The sales manager will face resistance.   Sales people, especially the seasoned ones, dislike things like coaching, training and role playing.   They think they can merely rely upon their relationships.        

With 2021 rapidly coming upon us, companies are preparing for something completely different.  Sales managers will likely have less availability, less resources and less support to provide the team with the coaching it requires for success.   Outsourcing is the most viable alternative and engaging an organization virtually during their kickoff meeting is an inexpensive and efficient way to drive revenue for 2021.    

Property and casualty update: two key sales strategies for carriers to get ahead of the hard market.

We don’t think anyone disagrees that the hard market is here to stay.  The upward trend that began in 2018 has added the instability of a pandemic, civil unrest, a regulatory environment in flux and a decrease of private capital supporting reinsurance markets. 

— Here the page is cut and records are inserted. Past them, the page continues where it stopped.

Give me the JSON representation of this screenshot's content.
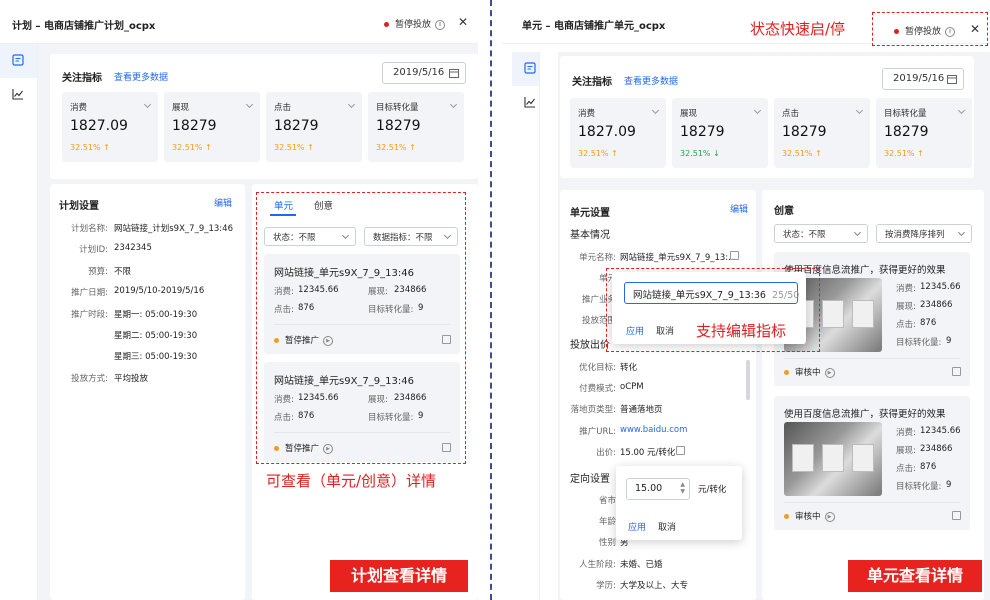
{
  "left": {
    "title": "计划 – 电商店铺推广计划_ocpx",
    "status": "暂停投放",
    "metrics_title": "关注指标",
    "more_link": "查看更多数据",
    "date": "2019/5/16",
    "metrics": [
      {
        "label": "消费",
        "value": "1827.09",
        "pct": "32.51%",
        "arrow": "↑"
      },
      {
        "label": "展现",
        "value": "18279",
        "pct": "32.51%",
        "arrow": "↑"
      },
      {
        "label": "点击",
        "value": "18279",
        "pct": "32.51%",
        "arrow": "↑"
      },
      {
        "label": "目标转化量",
        "value": "18279",
        "pct": "32.51%",
        "arrow": "↑"
      }
    ],
    "settings_title": "计划设置",
    "edit": "编辑",
    "settings": [
      {
        "label": "计划名称:",
        "value": "网站链接_计划s9X_7_9_13:46"
      },
      {
        "label": "计划ID:",
        "value": "2342345"
      },
      {
        "label": "预算:",
        "value": "不限"
      },
      {
        "label": "推广日期:",
        "value": "2019/5/10-2019/5/16"
      },
      {
        "label": "推广时段:",
        "value": "星期一: 05:00-19:30"
      },
      {
        "label": "",
        "value": "星期二: 05:00-19:30"
      },
      {
        "label": "",
        "value": "星期三: 05:00-19:30"
      },
      {
        "label": "投放方式:",
        "value": "平均投放"
      }
    ],
    "tabs": [
      "单元",
      "创意"
    ],
    "filters": [
      "状态：不限",
      "数据指标：不限"
    ],
    "units": [
      {
        "title": "网站链接_单元s9X_7_9_13:46",
        "r1l": "消费:",
        "r1v": "12345.66",
        "r1l2": "展现:",
        "r1v2": "234866",
        "r2l": "点击:",
        "r2v": "876",
        "r2l2": "目标转化量:",
        "r2v2": "9",
        "status": "暂停推广"
      },
      {
        "title": "网站链接_单元s9X_7_9_13:46",
        "r1l": "消费:",
        "r1v": "12345.66",
        "r1l2": "展现:",
        "r1v2": "234866",
        "r2l": "点击:",
        "r2v": "876",
        "r2l2": "目标转化量:",
        "r2v2": "9",
        "status": "暂停推广"
      }
    ],
    "annotation": "可查看（单元/创意）详情",
    "banner": "计划查看详情"
  },
  "right": {
    "title": "单元 – 电商店铺推广单元_ocpx",
    "status": "暂停投放",
    "annotation_status": "状态快速启/停",
    "metrics_title": "关注指标",
    "more_link": "查看更多数据",
    "date": "2019/5/16",
    "metrics": [
      {
        "label": "消费",
        "value": "1827.09",
        "pct": "32.51%",
        "arrow": "↑"
      },
      {
        "label": "展现",
        "value": "18279",
        "pct": "32.51%",
        "arrow": "↓"
      },
      {
        "label": "点击",
        "value": "18279",
        "pct": "32.51%",
        "arrow": "↑"
      },
      {
        "label": "目标转化量",
        "value": "18279",
        "pct": "32.51%",
        "arrow": "↑"
      }
    ],
    "settings_title": "单元设置",
    "edit": "编辑",
    "basic_title": "基本情况",
    "unit_name_label": "单元名称:",
    "unit_name_value": "网站链接_单元s9X_7_9_13:...",
    "unit_label2": "单元",
    "business_label": "推广业务",
    "scope_label": "投放范围",
    "bid_title": "投放出价",
    "bid_rows": [
      {
        "label": "优化目标:",
        "value": "转化"
      },
      {
        "label": "付费模式:",
        "value": "oCPM"
      },
      {
        "label": "落地页类型:",
        "value": "普通落地页"
      },
      {
        "label": "推广URL:",
        "value": "www.baidu.com"
      },
      {
        "label": "出价:",
        "value": "15.00 元/转化"
      }
    ],
    "target_title": "定向设置",
    "target_rows": [
      {
        "label": "省市",
        "value": ""
      },
      {
        "label": "年龄",
        "value": ""
      },
      {
        "label": "性别",
        "value": "男"
      },
      {
        "label": "人生阶段:",
        "value": "未婚、已婚"
      },
      {
        "label": "学历:",
        "value": "大学及以上、大专"
      }
    ],
    "popup1": {
      "value": "网站链接_单元s9X_7_9_13:36",
      "count": "25/50",
      "apply": "应用",
      "cancel": "取消"
    },
    "annotation_edit": "支持编辑指标",
    "popup2": {
      "value": "15.00",
      "unit": "元/转化",
      "apply": "应用",
      "cancel": "取消"
    },
    "creative_title": "创意",
    "filters": [
      "状态：不限",
      "按消费降序排列"
    ],
    "creatives": [
      {
        "title": "使用百度信息流推广，获得更好的效果",
        "r1l": "消费:",
        "r1v": "12345.66",
        "r2l": "展现:",
        "r2v": "234866",
        "r3l": "点击:",
        "r3v": "876",
        "r4l": "目标转化量:",
        "r4v": "9",
        "status": "审核中"
      },
      {
        "title": "使用百度信息流推广，获得更好的效果",
        "r1l": "消费:",
        "r1v": "12345.66",
        "r2l": "展现:",
        "r2v": "234866",
        "r3l": "点击:",
        "r3v": "876",
        "r4l": "目标转化量:",
        "r4v": "9",
        "status": "审核中"
      }
    ],
    "banner": "单元查看详情"
  },
  "colors": {
    "accent": "#2468f2",
    "annotation": "#e02020",
    "banner": "#e8231f",
    "up": "#f29d1a",
    "down": "#26a64b"
  }
}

We know that carriers are getting ahead by disciplined balance sheet management and by reexamining terms and conditions: coverages, retentions and limits, payment terms, exclusions, all of which translate to enhanced risk selection

Those with vision however will realize that they can longer rely on their standard flow of submissions to achieve revenue and profit goals.  From a distribution perspective, we recommend carriers do two things: 

  1. Improve the quality of opportunities in development. Distribution teams and underwriters will have to unearth accounts at the broker level that fit into the tighter box, an exercise known as broker mapping.  
  2. Increase the value of revenue in the pipeline. At the account level, they must uncover the account’s business objectives.   The carrier must be able to demonstrate their value proposition to the account.

It will be mission critical that distribution and underwriting work in concert more closely than ever.  These strategies will be necessary from the large deductible down to main street markets.  They will also apply to programs, captives and alternative markets which experts believe will see a significant uptick in activity.   Those that change rapidly will be well positioned to survive current market conditions and for whatever, dare I say, becomes the new normal.  

Sales training and coaching designed for insurance carriers, brokers and TPA’s.  Contact Chris Bullick to learn more: (484) 477-9075.